I just did an on-line typing speed test, and it turns out I managed 54 words per minute. Which made me wonder — at that speed, how much time would it take me to get a novel written? If I could operate at that rate while writing fiction, what could I get done?
Turns out 24 hours of typing at that speed gets 78,000 words down on paper. That’s a good sized novel, in 24 hours.
Now, if you can actually type out the contents of a novel in 24 hours, what does it mean when someone says they spent 6 months writing a novel? Because it certainly doesn’t mean they spent six months typing. (Butt on seat for two hours a day, that’d be about a million words.)
In fact, it makes you wonder why we call it ‘writing’ in the first place. There may have been a time, I suppose, back when we pressed styluses into clay, when the content we were writing was simple and the process of making marks was laborious. Back then it was reasonable to say we were spending our time writing. But that’s not so any more. With a comfortable word processor, getting words down is trivial. So calling ourselves ‘writers’ is perhaps disingenuous. What we’re doing isn’t writing — can’t be, or we’d be finished much sooner. People would comfortably knock out a novel in a weekend. The bulk of the activity has to be something else; imagining, maybe? daydreaming?
This is one of those posts where I don’t have the answers, but I hope an interesting question. Like dark matter, the real activities of writing fiction are somewhat invisible to us, but constitute the vast majority of the whole. Because from the outside we just look like we’re typing, what we do is called writing. But I feel that might be like calling the act of driving ‘seatbelt-wearing.’ Sure, you wear your seatbelt throughout the whole process, but that’s not where your attention is. It’s not what you’re doing.
So there are some consequences. If writing time is trivial, then any idea which uses the word ‘writing’ to describe fiction-creation is literally incorrect.

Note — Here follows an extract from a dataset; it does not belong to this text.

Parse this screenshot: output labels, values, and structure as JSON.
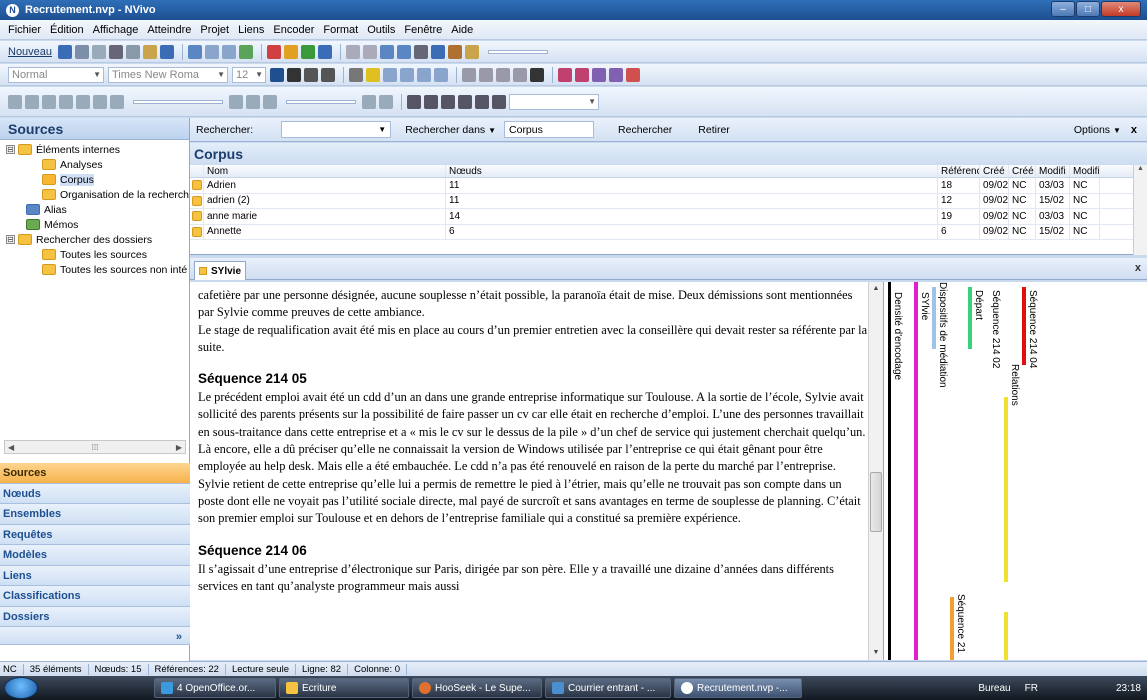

For example, a piece of advice handed down with great regularity is this; ‘write every day.’ Is it because the act of committing words is important _per se_? No . The other ‘dark matter’ fiction-making activities must be engaged on a regular basis. ‘Write every day’ gets us sitting down and our heads running the processes that create scenes and characters and drama.
What’s worth considering, then — what constitutes story-making and literature-creation — is a series of processes, mostly mental, mostly transitory, the _final_ process being the mechanical typing of words. I can think of three main processes;
1. Imagine a scene in your story-world.
2. Convert the scene to language in your mind’s ear.
3. Transcribe the language onto paper or computer.
But note how step 3, the writing, is the thing we’re urged to do. It’s backwards. We should be advised to daydream every day. We should be told to babble about what we see in our minds every day. I suppose it’s not surprising that we don’t hear this advice, but these things are the core processes of fiction.
I suppose what I’m looking for, after all this, is an understanding of the mental processes that make up fiction writing. And I don’t what it described in terms of the end results. ‘writing’ creates written words. ‘characterisation’ creates characters. ‘plotting’ creates plot. But words, character, and plot are all artefacts, the output of something, and it doesn’t much help to just make nouns into verbs and talk about writing and characterisation and plotting. I want to talk, and think, about causes, the things that cause plot and cause character and cause language.
PS: It took me exactly 1 hour to write this post of 662 words. Which means only 20% of the time was taken by writing — 80% of the time taken was taken by these other processes.